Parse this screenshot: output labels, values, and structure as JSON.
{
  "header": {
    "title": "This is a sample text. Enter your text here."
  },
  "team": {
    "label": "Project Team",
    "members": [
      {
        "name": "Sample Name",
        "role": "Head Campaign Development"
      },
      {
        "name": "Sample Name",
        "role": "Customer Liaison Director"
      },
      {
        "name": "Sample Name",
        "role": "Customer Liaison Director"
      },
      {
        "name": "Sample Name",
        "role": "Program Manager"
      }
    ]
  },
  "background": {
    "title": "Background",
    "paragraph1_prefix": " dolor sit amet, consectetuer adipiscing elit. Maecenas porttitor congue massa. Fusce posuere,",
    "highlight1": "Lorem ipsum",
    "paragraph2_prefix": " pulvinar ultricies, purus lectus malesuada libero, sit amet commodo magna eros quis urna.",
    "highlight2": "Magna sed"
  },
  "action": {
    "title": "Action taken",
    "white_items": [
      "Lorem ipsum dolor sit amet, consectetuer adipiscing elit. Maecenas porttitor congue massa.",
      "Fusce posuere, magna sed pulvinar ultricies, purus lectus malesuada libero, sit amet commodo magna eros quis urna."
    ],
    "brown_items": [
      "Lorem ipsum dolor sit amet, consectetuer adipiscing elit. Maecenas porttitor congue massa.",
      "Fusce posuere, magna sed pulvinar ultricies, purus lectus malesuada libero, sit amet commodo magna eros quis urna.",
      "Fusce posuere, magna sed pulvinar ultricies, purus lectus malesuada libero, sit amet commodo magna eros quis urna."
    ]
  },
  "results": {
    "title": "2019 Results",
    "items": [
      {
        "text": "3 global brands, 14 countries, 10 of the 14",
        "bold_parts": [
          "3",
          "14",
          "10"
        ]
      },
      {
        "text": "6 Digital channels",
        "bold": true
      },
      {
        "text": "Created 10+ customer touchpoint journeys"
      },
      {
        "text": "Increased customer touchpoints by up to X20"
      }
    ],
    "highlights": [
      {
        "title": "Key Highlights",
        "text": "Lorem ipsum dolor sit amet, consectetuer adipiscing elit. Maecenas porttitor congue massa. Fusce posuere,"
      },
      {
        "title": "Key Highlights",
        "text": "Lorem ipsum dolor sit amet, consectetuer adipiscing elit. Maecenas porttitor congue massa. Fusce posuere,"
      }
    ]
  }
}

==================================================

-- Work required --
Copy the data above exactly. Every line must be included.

-- Answer space --
Parse this screenshot: output labels, values, and structure as JSON.
{
  "header": {
    "title": "This is a sample text. Enter your text here."
  },
  "team": {
    "label": "Project Team",
    "members": [
      {
        "name": "Sample Name",
        "role": "Head Campaign Development"
      },
      {
        "name": "Sample Name",
        "role": "Customer Liaison Director"
      },
      {
        "name": "Sample Name",
        "role": "Customer Liaison Director"
      },
      {
        "name": "Sample Name",
        "role": "Program Manager"
      }
    ]
  },
  "background": {
    "title": "Background",
    "paragraph1_prefix": " dolor sit amet, consectetuer adipiscing elit. Maecenas porttitor congue massa. Fusce posuere,",
    "highlight1": "Lorem ipsum",
    "paragraph2_prefix": " pulvinar ultricies, purus lectus malesuada libero, sit amet commodo magna eros quis urna.",
    "highlight2": "Magna sed"
  },
  "action": {
    "title": "Action taken",
    "white_items": [
      "Lorem ipsum dolor sit amet, consectetuer adipiscing elit. Maecenas porttitor congue massa.",
      "Fusce posuere, magna sed pulvinar ultricies, purus lectus malesuada libero, sit amet commodo magna eros quis urna."
    ],
    "brown_items": [
      "Lorem ipsum dolor sit amet, consectetuer adipiscing elit. Maecenas porttitor congue massa.",
      "Fusce posuere, magna sed pulvinar ultricies, purus lectus malesuada libero, sit amet commodo magna eros quis urna.",
      "Fusce posuere, magna sed pulvinar ultricies, purus lectus malesuada libero, sit amet commodo magna eros quis urna."
    ]
  },
  "results": {
    "title": "2019 Results",
    "items": [
      {
        "text": "3 global brands, 14 countries, 10 of the 14",
        "bold_parts": [
          "3",
          "14",
          "10"
        ]
      },
      {
        "text": "6 Digital channels",
        "bold": true
      },
      {
        "text": "Created 10+ customer touchpoint journeys"
      },
      {
        "text": "Increased customer touchpoints by up to X20"
      }
    ],
    "highlights": [
      {
        "title": "Key Highlights",
        "text": "Lorem ipsum dolor sit amet, consectetuer adipiscing elit. Maecenas porttitor congue massa. Fusce posuere,"
      },
      {
        "title": "Key Highlights",
        "text": "Lorem ipsum dolor sit amet, consectetuer adipiscing elit. Maecenas porttitor congue massa. Fusce posuere,"
      }
    ]
  }
}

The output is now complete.